That's a question I'm starting to ask myself about young people.

Here is a generation that has had £millions spent on encouraging them to get volunteering.

Here is a generation who have been told that volunteering will help them get a job when they leave school, college or university.

Here is a generation who are leaving school, college and university (those that can afford to go to uni anyway) and are now facing levels of unemployment unparalleled in recent memory.

Here is a generation who are told that the solution to their joblessness is to volunteer, to become interns, in short to work damned hard for no pay in the scant hope someone will give them a job.

Here is a generation who are now being charged to take part in their so-called rite of passage to adulthood, National Citizens Service.

Here is a generation who we risk becoming very cynical and negative about volunteering.

Here is a generation who in 20, 30, 40, 50 years time we will expect to be the core volunteers organisations rely on.

Here is a generation who, if we are not careful, will tell us to go to hell when we ask them to volunteer.

What can we do now - right now, today - to make sure this generation of young people don't abandon volunteering in future, branding it as a cynical ploy to get them to work for free whilst others profit, and pass those same values to the generation that will follow them?

Answers on a postcard via the comments section below please.

Friday, 2 December 2011

Volunteers, stationery supplies and an apology

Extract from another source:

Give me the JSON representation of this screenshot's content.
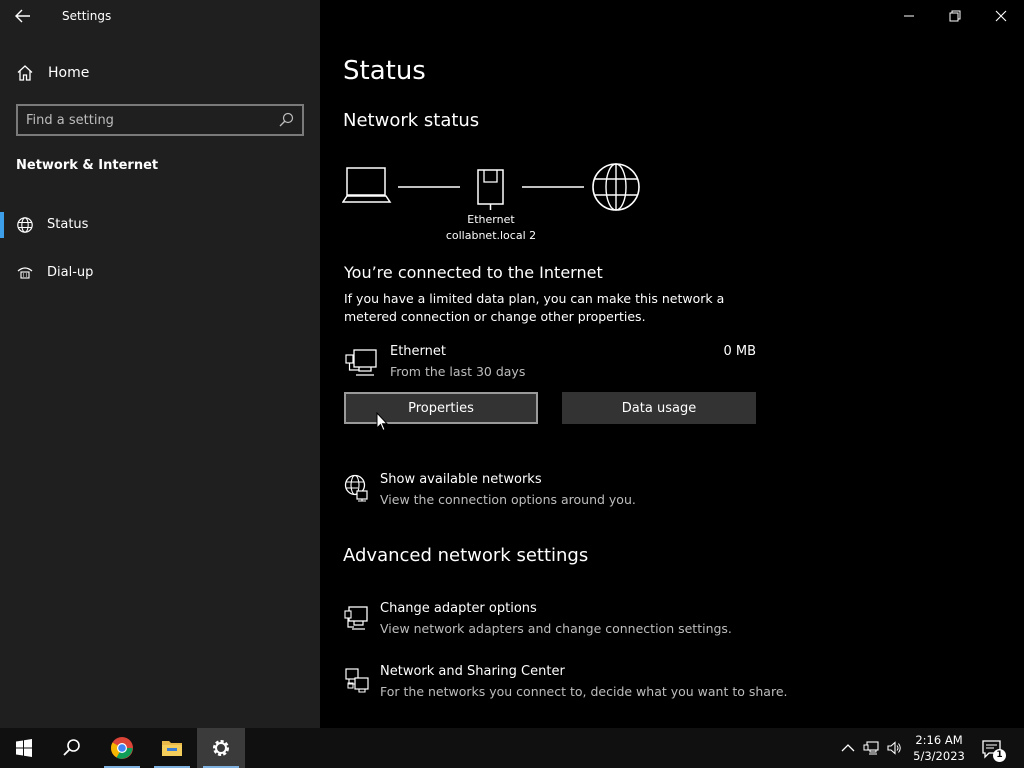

First of all, the apology.

It has been five weeks since I last posted to this blog.  Whilst I have had my monthly Third Sector blog published during this time and I have written a post for The Cowling Report which will appear on 5th December I haven't gotten round to posting anything new here.

The main reason for this has been a really busy November travelling around the UK training and speaking at conferences.  This busy period has been very welcome given Rob Jackson Consulting Ltd is a new business in a tough economic climate but it has kept me from having time to write anything here.  So my apologies.

What then has prompted me to write something now.  Well, I am currently attending the closing conference of the European Year of Volunteering 2011 in Warsaw, Poland, and in one of the sessions this morning a speaker talked about her organisation using volunteers.  I immediately turned to a colleague and we both grimaced.


I feel very strongly that we should never talk about using volunteers but involving them.

Yes, volunteers are a resource that contributes to the fulfilment of organisations' missions just like paper clips, photocopiers, staples, staplers.  But volunteers are people, they take an active role in fulfilling our missions.  They are engaged and involved, not used.

In my experience, all talk of using people is in a negative context.

We use paper clips, not people.

Now some of you may be thinking this is mere semantics and that there are bigger issues to be concerned about.  In fact, this is what another colleague said to me this morning.

I think the language we use (!) around volunteers and volunteering speaks volumes about the way they are viewed, regarded and respected in our organisations.

If we talk of using volunteers, putting them on a par with the office photocopier, then we should not be surprised if volunteers are seen as providing a far from meaningful contribution to our work.  If, however, we talk about involving them then there is implied within that a much more constructive, positive and meaningful attitude to the contribution volunteers provide.

So I hope you will join me in challenging anyone who talks of using volunteers and help them to understand why such language is unhelpful.  Please share stories of doing so in the comments below and give others confidence to do so as well.

And of course if you disagree, please leave a comment telling me why.